As an investor nearing retirement, what should I be thinking about over the next five years?
One way to approach this question is to think about your cash flow. Generally, you can break down your retirement spending goals into four areas:
- Essentials: Shelter, vehicles, basic healthcare
- Lifestyle: Travel, hobbies, toys
- Unplanned: Emergency medical care, family needs
- Legacy: Inheritance, charitable giving
What kind of cash flow will you need to fund those areas in retirement? If necessary, where would you be willing to make sacrifices?
Once you have a reasonable idea of what might be required to cover those expenditures, ask yourself if you will have sufficient assets to fund your needs. Take stock of your income resources, starting with your guaranteed sources, which include Social Security and any type pension or defined-contribution plan you have. Your investable assets would constitute a second category, and real estate holdings a third. Managing the return and reliability of these three income streams can help you sort out where you stand in terms of meeting your retirement needs.
One rule of thumb: Try to maintain two years of your fixed expenses on hand, minus any immutable sources of income, like a pension or Social Security.
As you approach retirement age, there are also non-financial questions for you to answer for yourself. Healthcare is an area where you will have important decisions to make. Will you be eligible for Medicare without having to pay extra premiums? What part of Medicare should you buy on your own? Your Baird Financial Advisor can help you answer these and other questions to ensure that you can enjoy the retirement you deserve.
I had planned to start drawing on an annuity soon, and waiting until age 70 to collect Social Security. Should I think about changing that plan?
It really depends on the type of annuity you have. Annuities have all different kinds of tax benefits, payout schedules, funding mechanisms, etc.
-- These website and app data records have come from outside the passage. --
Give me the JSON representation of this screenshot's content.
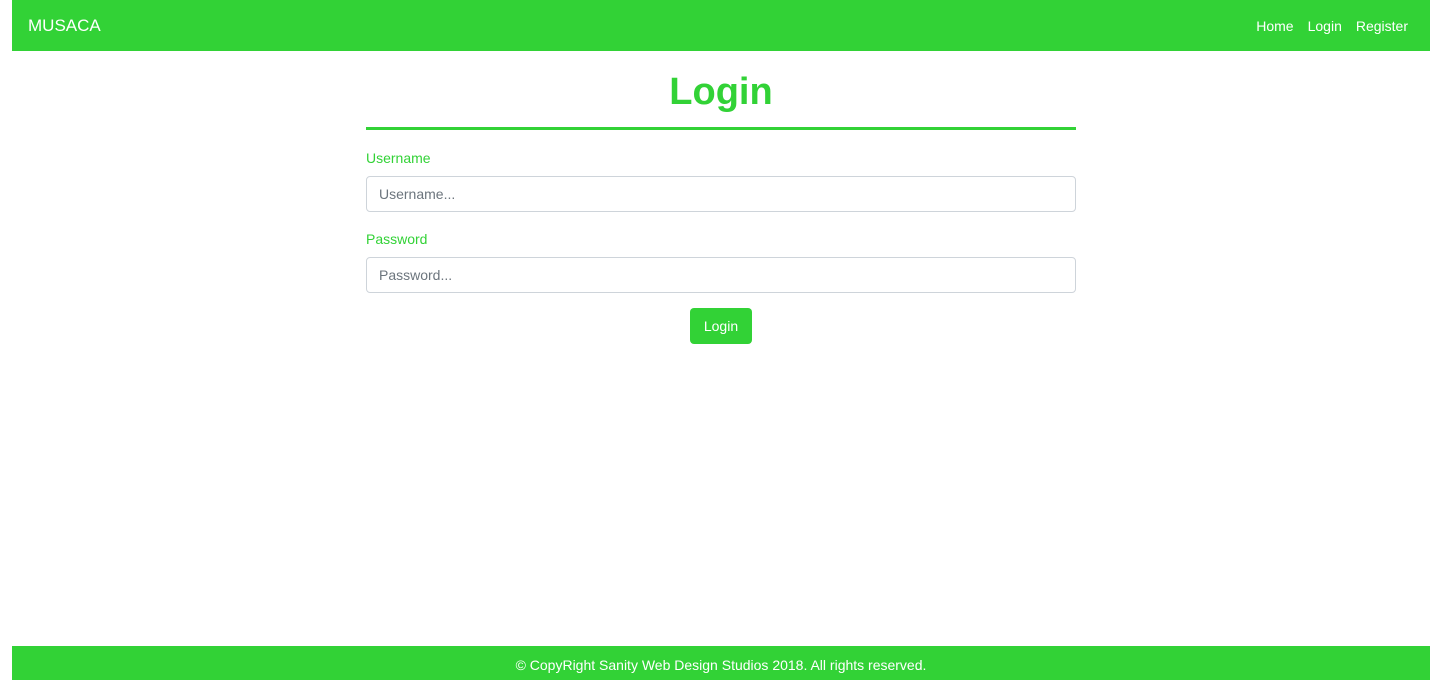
{
  "navbar": {
    "brand": "MUSACA",
    "links": [
      {
        "label": "Home"
      },
      {
        "label": "Login"
      },
      {
        "label": "Register"
      }
    ]
  },
  "form": {
    "title": "Login",
    "username": {
      "label": "Username",
      "placeholder": "Username...",
      "value": ""
    },
    "password": {
      "label": "Password",
      "placeholder": "Password...",
      "value": ""
    },
    "submit_label": "Login"
  },
  "footer": {
    "text": "© CopyRight Sanity Web Design Studios 2018. All rights reserved."
  },
  "colors": {
    "accent": "#32d236",
    "text_on_accent": "#ffffff",
    "input_border": "#ced4da"
  }
}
The best way to assess this for your own particular situation would be to compare what the annuity would provide you to what the benefit of a delayed Social Security payout would be. Remember, you can start taking a reduced Social Security benefit at age 62, but if you wait till age 70, it gives you the maximum annual payout.
The coronavirus and the accompanying fiscal downturn have changed the Social Security strategy for many would-be retirees. Here’s a quick rule of thumb: If you’re find yourself having to sell assets that have declined in value in order to maintain your lifestyle, turning on Social Security now may be a good idea. If you have other assets you can live off of, it’s better to wait as long as possible for the Social Security benefits to grow.
How does this recent downturn in the market affect someone like me, close to retirement age? Would it be wise for me to put off retirement for a while?
Part of the reason you have a long-term plan in place is that you can avoid having to revisit your decisions in times like these, when many people may be reacting emotionally rather than logically. Choosing your retirement date should be a five-year decision, rather than a five-month decision. A robust retirement plan should recognize that there will be disruptions and crises along the way, and have ways to deal with them.
To fully answer this question, you really need to know your current state of affairs: your income, your spending lifestyle, your risk tolerance. When you choose to retire depends on how you balance these other three factors.
Planning is a highly personalized process, and everyone’s retirement journey is different. These guidelines and rules of thumb can help you think about what is most important to you, whether you’re in retirement now or approaching it rapidly, but we can help you take that next step and turn your goals into action.